    • Dave Y

      what is NFATCA’s involvement in this?

      • Budogunner

        I believe that was a play on words, combining NFA and “fat cat.” Any resemblance to another brand of alphabet soup is likely unintended.

        • HSR47

          NFATCA, or the National Firearms Act Trade and Collectors Association, is a very real orginization, and it is responsible for the mess that is both 41F, and 29P.

          Given the common accusation that NFATCA is mostly a group of MG owners interested in keeping the price of MGs high, while also trying to keep the Title II firearm market as small as regulations will permit, it’s probably entirely reasonable to call them fatcats.

      • PK

        They keep suggesting restrictive rule changes to the ATF, including this proposed marking requirement, and in the past, helping to get 41P pushed through by citing “widespread support” and similar.

  • PK

    There appears to be a quite easy way to challenge/render useless such a rule change.

    File a F1, or better yet have an 07/02 submit a F2, for one or more captured piston silent cartridges. It has no “outer tube”, and cannot be marked on the side due to brass thickness. It must be marked on the case head.

  • rdsii64

    How does only marking on the tube change anything? Can someone please explain this.
    If my can is only marked on the tube why can’t it be repaired if something happens to it.

    • HSR47

      A non-marked part can simply be replaced as a repair, and without any transfer tax liability. Additionally, rigid codifications of yesterday’s industry standards will dramatically impede future innovation.

      While a marked part can ALSO be repaired, the process cannot negatively impact the markings, and the overall dimensions of the unit cannot be radically changed (they may be slightly shortened if necessary to rethread, but cannot be lengthened).

      Given that the outer tube of a muffler, if the design even HAS one, is generally the most delicate part, and also the hardest part to effect repairs to, it makes sense that many makers and manufacturers would want to mark other parts to allow for more convenient repairs.

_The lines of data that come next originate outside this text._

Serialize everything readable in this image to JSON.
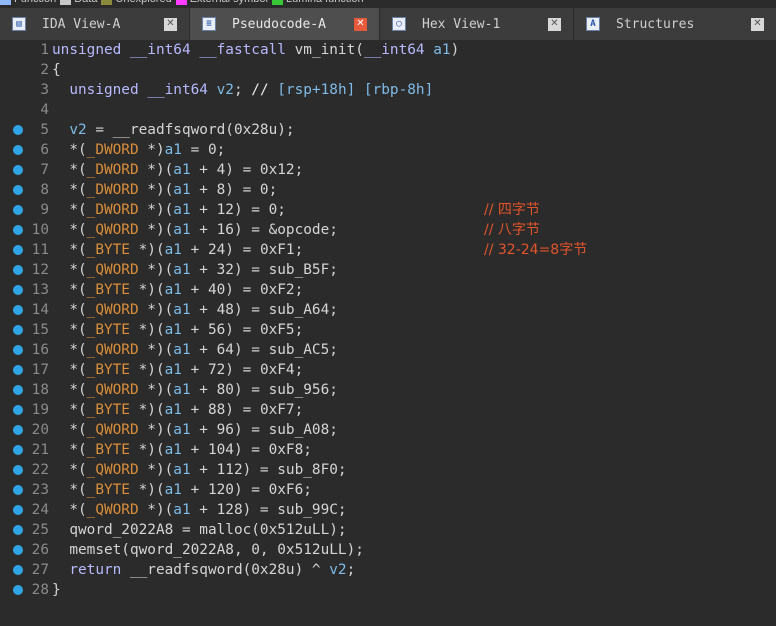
{
  "legend": [
    {
      "label": "Function",
      "color": "#8fb8ff"
    },
    {
      "label": "Data",
      "color": "#c8c8c8"
    },
    {
      "label": "Unexplored",
      "color": "#8a8a3c"
    },
    {
      "label": "External symbol",
      "color": "#ff3cff"
    },
    {
      "label": "Lumina function",
      "color": "#38c838"
    }
  ],
  "tabs": [
    {
      "label": "IDA View-A",
      "icon": "ida-view-icon",
      "active": false
    },
    {
      "label": "Pseudocode-A",
      "icon": "pseudocode-icon",
      "active": true
    },
    {
      "label": "Hex View-1",
      "icon": "hex-view-icon",
      "active": false
    },
    {
      "label": "Structures",
      "icon": "structures-icon",
      "active": false
    }
  ],
  "close_glyph": "✕",
  "lines": [
    {
      "n": "1",
      "bp": false,
      "code": "unsigned __int64 __fastcall vm_init(__int64 a1)",
      "comment": ""
    },
    {
      "n": "2",
      "bp": false,
      "code": "{",
      "comment": ""
    },
    {
      "n": "3",
      "bp": false,
      "code": "  unsigned __int64 v2; // [rsp+18h] [rbp-8h]",
      "comment": ""
    },
    {
      "n": "4",
      "bp": false,
      "code": "",
      "comment": ""
    },
    {
      "n": "5",
      "bp": true,
      "code": "  v2 = __readfsqword(0x28u);",
      "comment": ""
    },
    {
      "n": "6",
      "bp": true,
      "code": "  *(_DWORD *)a1 = 0;",
      "comment": ""
    },
    {
      "n": "7",
      "bp": true,
      "code": "  *(_DWORD *)(a1 + 4) = 0x12;",
      "comment": ""
    },
    {
      "n": "8",
      "bp": true,
      "code": "  *(_DWORD *)(a1 + 8) = 0;",
      "comment": ""
    },
    {
      "n": "9",
      "bp": true,
      "code": "  *(_DWORD *)(a1 + 12) = 0;",
      "comment": "// 四字节"
    },
    {
      "n": "10",
      "bp": true,
      "code": "  *(_QWORD *)(a1 + 16) = &opcode;",
      "comment": "// 八字节"
    },
    {
      "n": "11",
      "bp": true,
      "code": "  *(_BYTE *)(a1 + 24) = 0xF1;",
      "comment": "// 32-24=8字节"
    },
    {
      "n": "12",
      "bp": true,
      "code": "  *(_QWORD *)(a1 + 32) = sub_B5F;",
      "comment": ""
    },
    {
      "n": "13",
      "bp": true,
      "code": "  *(_BYTE *)(a1 + 40) = 0xF2;",
      "comment": ""
    },
    {
      "n": "14",
      "bp": true,
      "code": "  *(_QWORD *)(a1 + 48) = sub_A64;",
      "comment": ""
    },
    {
      "n": "15",
      "bp": true,
      "code": "  *(_BYTE *)(a1 + 56) = 0xF5;",
      "comment": ""
    },
    {
      "n": "16",
      "bp": true,
      "code": "  *(_QWORD *)(a1 + 64) = sub_AC5;",
      "comment": ""
    },
    {
      "n": "17",
      "bp": true,
      "code": "  *(_BYTE *)(a1 + 72) = 0xF4;",
      "comment": ""
    },
    {
      "n": "18",
      "bp": true,
      "code": "  *(_QWORD *)(a1 + 80) = sub_956;",
      "comment": ""
    },
    {
      "n": "19",
      "bp": true,
      "code": "  *(_BYTE *)(a1 + 88) = 0xF7;",
      "comment": ""
    },
    {
      "n": "20",
      "bp": true,
      "code": "  *(_QWORD *)(a1 + 96) = sub_A08;",
      "comment": ""
    },
    {
      "n": "21",
      "bp": true,
      "code": "  *(_BYTE *)(a1 + 104) = 0xF8;",
      "comment": ""
    },
    {
      "n": "22",
      "bp": true,
      "code": "  *(_QWORD *)(a1 + 112) = sub_8F0;",
      "comment": ""
    },
    {
      "n": "23",
      "bp": true,
      "code": "  *(_BYTE *)(a1 + 120) = 0xF6;",
      "comment": ""
    },
    {
      "n": "24",
      "bp": true,
      "code": "  *(_QWORD *)(a1 + 128) = sub_99C;",
      "comment": ""
    },
    {
      "n": "25",
      "bp": true,
      "code": "  qword_2022A8 = malloc(0x512uLL);",
      "comment": ""
    },
    {
      "n": "26",
      "bp": true,
      "code": "  memset(qword_2022A8, 0, 0x512uLL);",
      "comment": ""
    },
    {
      "n": "27",
      "bp": true,
      "code": "  return __readfsqword(0x28u) ^ v2;",
      "comment": ""
    },
    {
      "n": "28",
      "bp": true,
      "code": "}",
      "comment": ""
    }
  ]
}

      FICG’s comment on behalf of Dead Air also notes several examples of mufflers currently on the market where the markings appear somewhere other than the “outer tube.” Silencerco’s Salvo 12, Osprey 9/45/Micro, and Omega 9k, Sig’s entire line of rifle mufflers, Delta P’s Brevis line, and the JJFU muffler.